Exercise aim
A copy is needed of each line in the records that has the word "Select".
── Data for review ──
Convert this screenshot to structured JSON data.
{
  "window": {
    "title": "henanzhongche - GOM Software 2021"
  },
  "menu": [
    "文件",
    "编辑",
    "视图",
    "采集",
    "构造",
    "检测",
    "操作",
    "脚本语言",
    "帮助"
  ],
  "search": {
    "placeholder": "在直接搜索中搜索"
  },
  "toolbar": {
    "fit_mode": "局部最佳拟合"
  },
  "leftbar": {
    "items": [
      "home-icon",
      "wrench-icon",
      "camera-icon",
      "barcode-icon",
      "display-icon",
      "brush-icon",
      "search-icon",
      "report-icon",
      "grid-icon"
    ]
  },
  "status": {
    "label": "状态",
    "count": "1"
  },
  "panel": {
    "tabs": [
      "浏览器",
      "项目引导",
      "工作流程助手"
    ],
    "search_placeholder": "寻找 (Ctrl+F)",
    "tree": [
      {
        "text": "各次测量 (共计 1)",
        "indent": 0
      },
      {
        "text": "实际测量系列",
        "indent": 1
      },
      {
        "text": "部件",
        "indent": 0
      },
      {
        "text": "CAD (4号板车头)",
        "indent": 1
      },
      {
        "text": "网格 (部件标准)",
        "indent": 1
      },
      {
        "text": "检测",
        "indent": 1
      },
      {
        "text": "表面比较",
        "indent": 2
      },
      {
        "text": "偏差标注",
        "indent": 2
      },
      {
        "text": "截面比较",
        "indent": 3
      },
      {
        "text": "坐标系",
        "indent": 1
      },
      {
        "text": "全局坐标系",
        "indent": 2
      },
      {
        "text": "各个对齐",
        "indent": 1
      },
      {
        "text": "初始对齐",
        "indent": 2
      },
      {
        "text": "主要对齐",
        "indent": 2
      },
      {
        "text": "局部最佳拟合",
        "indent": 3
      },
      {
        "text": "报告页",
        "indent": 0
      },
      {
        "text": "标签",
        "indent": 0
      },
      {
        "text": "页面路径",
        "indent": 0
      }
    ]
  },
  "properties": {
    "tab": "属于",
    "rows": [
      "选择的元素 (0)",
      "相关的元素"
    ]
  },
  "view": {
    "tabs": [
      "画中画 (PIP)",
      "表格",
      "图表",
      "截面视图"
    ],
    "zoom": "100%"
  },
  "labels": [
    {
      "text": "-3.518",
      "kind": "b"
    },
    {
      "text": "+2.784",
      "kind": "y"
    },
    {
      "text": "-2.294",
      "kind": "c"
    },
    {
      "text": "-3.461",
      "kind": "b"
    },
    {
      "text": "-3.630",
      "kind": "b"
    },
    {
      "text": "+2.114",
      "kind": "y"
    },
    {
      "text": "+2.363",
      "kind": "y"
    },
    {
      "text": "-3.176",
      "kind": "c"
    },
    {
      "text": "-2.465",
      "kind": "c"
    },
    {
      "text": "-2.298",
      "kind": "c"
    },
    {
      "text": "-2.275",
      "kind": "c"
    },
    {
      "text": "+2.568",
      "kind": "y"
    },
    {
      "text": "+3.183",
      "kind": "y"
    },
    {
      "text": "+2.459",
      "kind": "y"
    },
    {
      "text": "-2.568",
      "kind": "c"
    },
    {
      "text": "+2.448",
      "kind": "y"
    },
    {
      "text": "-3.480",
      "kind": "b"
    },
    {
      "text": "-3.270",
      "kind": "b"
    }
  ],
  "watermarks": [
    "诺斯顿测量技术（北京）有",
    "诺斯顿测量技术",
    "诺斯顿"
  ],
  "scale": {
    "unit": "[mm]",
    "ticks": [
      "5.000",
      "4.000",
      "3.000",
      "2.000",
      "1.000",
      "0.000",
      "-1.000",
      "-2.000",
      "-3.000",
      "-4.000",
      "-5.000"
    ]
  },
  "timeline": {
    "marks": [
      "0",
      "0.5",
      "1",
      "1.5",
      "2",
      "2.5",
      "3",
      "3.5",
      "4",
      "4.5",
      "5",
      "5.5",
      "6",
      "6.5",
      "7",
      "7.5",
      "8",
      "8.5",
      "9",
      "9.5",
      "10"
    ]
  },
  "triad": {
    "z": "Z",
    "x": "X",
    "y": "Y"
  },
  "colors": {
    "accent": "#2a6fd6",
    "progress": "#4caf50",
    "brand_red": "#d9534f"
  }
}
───
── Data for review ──
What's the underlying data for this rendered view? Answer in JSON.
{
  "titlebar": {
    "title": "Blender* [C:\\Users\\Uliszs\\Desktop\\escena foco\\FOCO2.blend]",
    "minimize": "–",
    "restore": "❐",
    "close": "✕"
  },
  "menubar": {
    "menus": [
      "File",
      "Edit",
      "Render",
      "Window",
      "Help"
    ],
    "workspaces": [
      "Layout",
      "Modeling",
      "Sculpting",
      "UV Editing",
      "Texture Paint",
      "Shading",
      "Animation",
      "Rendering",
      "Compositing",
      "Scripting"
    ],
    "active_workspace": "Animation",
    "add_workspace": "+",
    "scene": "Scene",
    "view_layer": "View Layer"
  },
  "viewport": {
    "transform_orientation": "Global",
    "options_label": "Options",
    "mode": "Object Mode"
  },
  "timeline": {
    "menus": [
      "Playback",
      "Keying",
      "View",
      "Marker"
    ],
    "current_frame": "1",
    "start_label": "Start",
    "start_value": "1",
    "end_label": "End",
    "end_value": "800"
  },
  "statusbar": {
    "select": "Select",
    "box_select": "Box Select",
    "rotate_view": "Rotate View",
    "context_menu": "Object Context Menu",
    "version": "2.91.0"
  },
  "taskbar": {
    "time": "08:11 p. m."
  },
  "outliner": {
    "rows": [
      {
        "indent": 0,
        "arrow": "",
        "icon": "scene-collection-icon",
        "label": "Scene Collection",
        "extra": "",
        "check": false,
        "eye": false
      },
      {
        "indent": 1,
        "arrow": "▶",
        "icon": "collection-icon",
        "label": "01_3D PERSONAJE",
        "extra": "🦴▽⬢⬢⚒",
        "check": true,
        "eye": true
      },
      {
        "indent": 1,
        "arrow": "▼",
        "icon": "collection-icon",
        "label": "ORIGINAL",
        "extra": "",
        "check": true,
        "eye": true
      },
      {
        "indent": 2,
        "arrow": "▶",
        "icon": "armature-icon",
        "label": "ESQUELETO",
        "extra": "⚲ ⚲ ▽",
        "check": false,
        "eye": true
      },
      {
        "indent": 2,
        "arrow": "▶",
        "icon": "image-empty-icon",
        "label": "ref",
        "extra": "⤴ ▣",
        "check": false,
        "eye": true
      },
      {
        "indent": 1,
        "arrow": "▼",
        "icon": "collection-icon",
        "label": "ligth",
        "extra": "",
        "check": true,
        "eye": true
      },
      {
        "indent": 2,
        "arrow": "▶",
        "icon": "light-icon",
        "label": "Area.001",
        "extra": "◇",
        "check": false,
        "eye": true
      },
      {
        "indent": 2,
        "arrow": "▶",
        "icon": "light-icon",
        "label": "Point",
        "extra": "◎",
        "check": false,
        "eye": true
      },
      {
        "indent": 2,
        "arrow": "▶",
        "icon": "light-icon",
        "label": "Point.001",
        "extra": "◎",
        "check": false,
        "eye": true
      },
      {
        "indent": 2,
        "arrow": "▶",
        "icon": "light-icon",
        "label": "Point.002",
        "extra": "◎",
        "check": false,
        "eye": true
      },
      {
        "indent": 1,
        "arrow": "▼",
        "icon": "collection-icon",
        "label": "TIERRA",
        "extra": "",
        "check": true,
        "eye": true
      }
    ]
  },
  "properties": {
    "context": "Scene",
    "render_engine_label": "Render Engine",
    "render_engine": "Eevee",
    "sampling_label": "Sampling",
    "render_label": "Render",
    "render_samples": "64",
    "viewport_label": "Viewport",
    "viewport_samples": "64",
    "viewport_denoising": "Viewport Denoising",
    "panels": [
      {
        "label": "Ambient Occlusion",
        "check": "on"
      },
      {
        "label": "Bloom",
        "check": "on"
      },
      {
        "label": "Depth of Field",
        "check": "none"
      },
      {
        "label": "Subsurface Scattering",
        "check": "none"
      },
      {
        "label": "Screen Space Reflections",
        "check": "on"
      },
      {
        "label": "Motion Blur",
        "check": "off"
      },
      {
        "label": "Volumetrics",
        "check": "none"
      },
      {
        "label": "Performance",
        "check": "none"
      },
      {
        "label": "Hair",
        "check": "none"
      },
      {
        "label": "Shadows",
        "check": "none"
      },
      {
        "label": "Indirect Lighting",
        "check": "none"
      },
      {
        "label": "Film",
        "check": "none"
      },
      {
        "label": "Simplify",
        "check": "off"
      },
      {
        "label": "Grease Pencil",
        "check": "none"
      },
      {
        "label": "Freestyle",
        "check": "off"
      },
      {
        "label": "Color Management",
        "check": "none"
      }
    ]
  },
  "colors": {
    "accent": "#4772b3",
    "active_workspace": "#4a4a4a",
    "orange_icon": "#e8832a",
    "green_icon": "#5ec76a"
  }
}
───
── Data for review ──
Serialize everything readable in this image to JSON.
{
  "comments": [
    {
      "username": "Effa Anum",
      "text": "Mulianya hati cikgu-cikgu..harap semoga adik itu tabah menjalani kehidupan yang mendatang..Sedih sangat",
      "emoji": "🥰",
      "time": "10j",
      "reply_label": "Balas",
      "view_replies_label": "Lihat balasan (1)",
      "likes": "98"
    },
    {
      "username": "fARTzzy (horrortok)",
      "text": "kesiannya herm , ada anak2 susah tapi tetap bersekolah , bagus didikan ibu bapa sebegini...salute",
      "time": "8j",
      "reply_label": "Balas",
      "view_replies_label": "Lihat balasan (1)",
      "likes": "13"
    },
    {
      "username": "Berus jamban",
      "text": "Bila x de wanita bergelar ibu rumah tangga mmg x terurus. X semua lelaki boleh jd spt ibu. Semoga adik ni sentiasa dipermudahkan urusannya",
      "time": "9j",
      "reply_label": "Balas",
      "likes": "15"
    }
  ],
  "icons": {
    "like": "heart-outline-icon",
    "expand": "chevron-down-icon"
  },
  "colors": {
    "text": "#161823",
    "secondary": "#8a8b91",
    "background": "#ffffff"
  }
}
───
Reply to the exercise
    "select": "Select",
    "box_select": "Box Select",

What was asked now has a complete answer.